|Dr. Tony Sinclair (right), University of Toronto, and Master’s student Neelesh Bhadwal, work with business partners on ways to improve the precision and reliability of ultrasonic imaging used to monitor the integrity of critical infrastructure.
Ultrasound images of a fetus have become a rite of passage for parents-to-be, and while the emotional impact of such pictures is obvious, the sheer complexity of this imaging technology is easy to overlook. For his part, Tony Sinclair has immersed himself in the intricate details of ultrasonic sensing in a much broader suite of applications.
“My main use of ultrasound is for industrial applications — finding various types of material defects, figuring out how large they are, and whether they’re serious enough that we have to do something about them,” he says. “That sounds like a fairly narrow field but actually it’s got a lot of components in it.”
Sinclair, a professor of Mechanical and Industrial Engineering at the University of Toronto, considers both the hardware and software aspects of ultrasonic sensors. These are typically phased array systems, in which hundreds of tiny transducers send out signals in a carefully defined sequence, then receive information back from a target to create data points that together form a coherent image. These images are critical for revealing problems such as defective welds, or cracked materials – potentially disastrous conditions for infrastructure such as pipelines or nuclear plants.
“The hardware has already progressed to the point where it’s presenting a software challenge,” he explains. For example, each element in an array might generate 30 million data points each second; multiply that across a set of 256 elements and the number of data points increases by another two orders of magnitude.
“You’ve got to process these, store these, visualize them, turn them into a picture, display it for an operator who can then decide whether there’s a serious defect,” he says. “You’re dealing with horrendous amounts of data. You’ve got to develop very efficient ways of reducing the number of data points, and processing them in a way that gives a clear, accurate picture to the operator.”

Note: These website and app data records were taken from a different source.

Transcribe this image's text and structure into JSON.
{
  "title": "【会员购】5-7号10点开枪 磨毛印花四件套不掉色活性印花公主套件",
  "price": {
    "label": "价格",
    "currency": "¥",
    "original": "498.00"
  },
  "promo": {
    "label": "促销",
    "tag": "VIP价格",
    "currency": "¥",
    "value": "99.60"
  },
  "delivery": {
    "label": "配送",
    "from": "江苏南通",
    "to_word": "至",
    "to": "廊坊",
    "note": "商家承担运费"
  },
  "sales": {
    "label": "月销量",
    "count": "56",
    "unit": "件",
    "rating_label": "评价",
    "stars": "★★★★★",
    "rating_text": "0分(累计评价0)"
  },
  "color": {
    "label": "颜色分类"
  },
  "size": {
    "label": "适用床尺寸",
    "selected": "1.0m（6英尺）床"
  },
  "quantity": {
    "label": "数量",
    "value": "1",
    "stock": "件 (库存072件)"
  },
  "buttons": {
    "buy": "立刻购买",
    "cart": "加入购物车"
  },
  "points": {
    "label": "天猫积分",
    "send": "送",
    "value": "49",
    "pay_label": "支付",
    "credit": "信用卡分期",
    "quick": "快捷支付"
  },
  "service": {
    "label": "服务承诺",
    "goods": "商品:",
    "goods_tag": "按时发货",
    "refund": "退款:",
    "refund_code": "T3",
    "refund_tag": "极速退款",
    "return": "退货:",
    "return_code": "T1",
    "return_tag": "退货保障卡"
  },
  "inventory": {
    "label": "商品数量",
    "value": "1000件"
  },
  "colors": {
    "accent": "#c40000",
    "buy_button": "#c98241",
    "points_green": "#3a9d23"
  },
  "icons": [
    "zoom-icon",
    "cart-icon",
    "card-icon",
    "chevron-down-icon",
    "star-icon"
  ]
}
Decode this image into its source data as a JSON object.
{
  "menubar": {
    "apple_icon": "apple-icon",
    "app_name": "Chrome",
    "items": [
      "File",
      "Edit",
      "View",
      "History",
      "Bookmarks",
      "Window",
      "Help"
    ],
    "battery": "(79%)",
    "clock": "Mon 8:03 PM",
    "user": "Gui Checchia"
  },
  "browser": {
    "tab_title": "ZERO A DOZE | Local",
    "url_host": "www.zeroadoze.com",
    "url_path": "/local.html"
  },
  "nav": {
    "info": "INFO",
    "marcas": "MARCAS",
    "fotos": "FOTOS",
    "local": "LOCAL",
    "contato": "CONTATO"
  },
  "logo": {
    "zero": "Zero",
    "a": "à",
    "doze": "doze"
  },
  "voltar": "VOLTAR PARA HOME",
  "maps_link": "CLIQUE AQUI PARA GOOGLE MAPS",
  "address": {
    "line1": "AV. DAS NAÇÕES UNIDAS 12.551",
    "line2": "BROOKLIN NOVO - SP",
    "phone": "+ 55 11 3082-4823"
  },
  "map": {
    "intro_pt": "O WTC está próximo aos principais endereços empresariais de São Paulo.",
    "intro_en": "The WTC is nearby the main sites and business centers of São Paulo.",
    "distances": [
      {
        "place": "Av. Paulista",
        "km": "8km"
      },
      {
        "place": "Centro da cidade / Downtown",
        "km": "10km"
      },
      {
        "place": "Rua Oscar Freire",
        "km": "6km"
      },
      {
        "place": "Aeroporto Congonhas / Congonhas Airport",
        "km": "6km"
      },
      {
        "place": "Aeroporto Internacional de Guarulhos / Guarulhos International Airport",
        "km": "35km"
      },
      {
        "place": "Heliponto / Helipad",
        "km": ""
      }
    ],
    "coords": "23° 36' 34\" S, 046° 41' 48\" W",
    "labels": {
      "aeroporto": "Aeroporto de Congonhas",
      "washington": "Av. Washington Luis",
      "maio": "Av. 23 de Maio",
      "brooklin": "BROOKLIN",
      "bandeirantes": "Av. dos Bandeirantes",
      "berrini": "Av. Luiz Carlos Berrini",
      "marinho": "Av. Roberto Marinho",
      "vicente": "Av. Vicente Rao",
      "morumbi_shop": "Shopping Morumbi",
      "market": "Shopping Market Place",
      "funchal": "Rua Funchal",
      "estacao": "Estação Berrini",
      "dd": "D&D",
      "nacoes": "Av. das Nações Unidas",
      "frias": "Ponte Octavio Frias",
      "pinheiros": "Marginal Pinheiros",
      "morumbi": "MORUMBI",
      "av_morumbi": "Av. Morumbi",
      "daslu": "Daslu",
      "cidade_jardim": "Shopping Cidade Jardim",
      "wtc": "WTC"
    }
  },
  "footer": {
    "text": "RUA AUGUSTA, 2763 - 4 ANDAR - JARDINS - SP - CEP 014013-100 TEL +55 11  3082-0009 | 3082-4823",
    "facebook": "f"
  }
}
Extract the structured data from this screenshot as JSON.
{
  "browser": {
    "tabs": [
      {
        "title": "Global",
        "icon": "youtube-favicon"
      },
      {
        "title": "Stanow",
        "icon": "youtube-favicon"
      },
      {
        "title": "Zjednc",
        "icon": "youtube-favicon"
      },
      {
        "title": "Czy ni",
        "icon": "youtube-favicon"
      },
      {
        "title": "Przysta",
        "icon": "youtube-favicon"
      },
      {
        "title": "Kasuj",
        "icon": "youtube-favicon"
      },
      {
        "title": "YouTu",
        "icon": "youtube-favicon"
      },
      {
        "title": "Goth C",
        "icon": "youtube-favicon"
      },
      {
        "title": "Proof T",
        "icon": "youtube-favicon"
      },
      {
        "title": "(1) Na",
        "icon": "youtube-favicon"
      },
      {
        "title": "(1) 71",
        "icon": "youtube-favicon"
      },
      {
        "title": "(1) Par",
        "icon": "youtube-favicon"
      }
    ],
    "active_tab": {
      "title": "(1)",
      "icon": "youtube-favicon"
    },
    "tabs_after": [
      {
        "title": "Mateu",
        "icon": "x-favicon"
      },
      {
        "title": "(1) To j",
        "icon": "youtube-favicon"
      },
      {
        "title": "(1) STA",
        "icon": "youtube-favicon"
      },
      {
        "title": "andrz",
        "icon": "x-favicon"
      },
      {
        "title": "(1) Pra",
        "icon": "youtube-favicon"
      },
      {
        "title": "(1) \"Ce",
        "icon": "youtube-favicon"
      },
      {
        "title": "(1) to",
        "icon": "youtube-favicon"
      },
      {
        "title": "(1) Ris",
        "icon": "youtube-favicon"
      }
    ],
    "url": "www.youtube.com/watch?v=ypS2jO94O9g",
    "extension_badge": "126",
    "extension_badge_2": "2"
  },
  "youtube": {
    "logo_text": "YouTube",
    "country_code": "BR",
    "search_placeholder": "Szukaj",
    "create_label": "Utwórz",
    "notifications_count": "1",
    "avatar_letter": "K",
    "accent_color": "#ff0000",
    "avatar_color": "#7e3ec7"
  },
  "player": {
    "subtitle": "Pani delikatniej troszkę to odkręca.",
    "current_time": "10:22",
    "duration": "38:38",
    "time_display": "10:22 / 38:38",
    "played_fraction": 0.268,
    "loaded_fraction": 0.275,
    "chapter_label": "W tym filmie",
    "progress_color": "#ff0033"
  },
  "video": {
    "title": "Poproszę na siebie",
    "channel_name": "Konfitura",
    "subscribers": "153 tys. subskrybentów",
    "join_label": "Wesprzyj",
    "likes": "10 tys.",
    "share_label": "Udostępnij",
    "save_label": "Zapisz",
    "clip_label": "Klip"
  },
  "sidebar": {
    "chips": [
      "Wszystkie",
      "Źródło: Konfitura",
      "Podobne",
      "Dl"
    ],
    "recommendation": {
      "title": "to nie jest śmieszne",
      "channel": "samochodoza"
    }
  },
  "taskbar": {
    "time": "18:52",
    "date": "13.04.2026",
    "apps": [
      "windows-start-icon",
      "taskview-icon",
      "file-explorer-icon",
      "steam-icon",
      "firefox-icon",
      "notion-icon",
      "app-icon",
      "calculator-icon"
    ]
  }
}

Neither Sinclair nor his students are daunted by this prospect, as they work with business partners on ways of improving the collection and handling of information about the condition of infrastructure for industrial operations. One company that has been eager to collaborate is Advanced Measurement and Analysis Group (AMAG), an engineering firm in Mississauga, Ontario that specializes in advanced instrumentation for nuclear power plants.
The operators of these facilities would like to get real-time updates from transducers installed in less accessible parts of these plants, such as pipes carrying hot liquids. These hostile environments can reach several hundred degrees Celsius, which will melt the plastic components of typical piezoelectric sensors, and immobilize the elements at their core.
“AMAG has transducers that they’re buying commercially, but they’re many thousands of dollars each and they don’t last very long, so it’s been an expensive pain for them to go this route,” says Sinclair. “If they could get less expensive and more reliable transducers, they’d be able to convince companies to install more of them to monitor critical locations of their plants. It would also allow AMAG to move into other markets, such as monitoring high-temperature refinery processes.”
As part of their efforts to build more robust sensors, the University of Toronto team employs Computer-Aided Design (CAD) and Computer-Aided Manufacturing (CAM) tools from CMC Microsystems. Sinclair started making use of CMC’s offerings about five years ago and found it to be a valuable source of resources that might otherwise be exorbitantly expensive.
‘The hardware has already progressed to the point where it’s presenting a software challenge’
“They’re user-friendly,” he says. “The system doesn’t go down and I’ve found CMC to be very responsive. It’s worked well for me.”
He adds that such reliability has been essential to the demanding requests he and his colleagues regularly receive. These are usually brought forward by representatives from industry who are seeking a solution to a specific problem, such as trying to employ an ultrasonic transducer on a welded pipe made of stainless steel.
There is usually a way to address such problems, Sinclair says, although they can sometimes tax the expertise of researchers. “The engineers that design industrial systems are always thinking of new ways of giving us challenges. Nondestructive ultrasonic testing gives us the tools to create ever-more precise images to avoid disasters caused by defective materials.”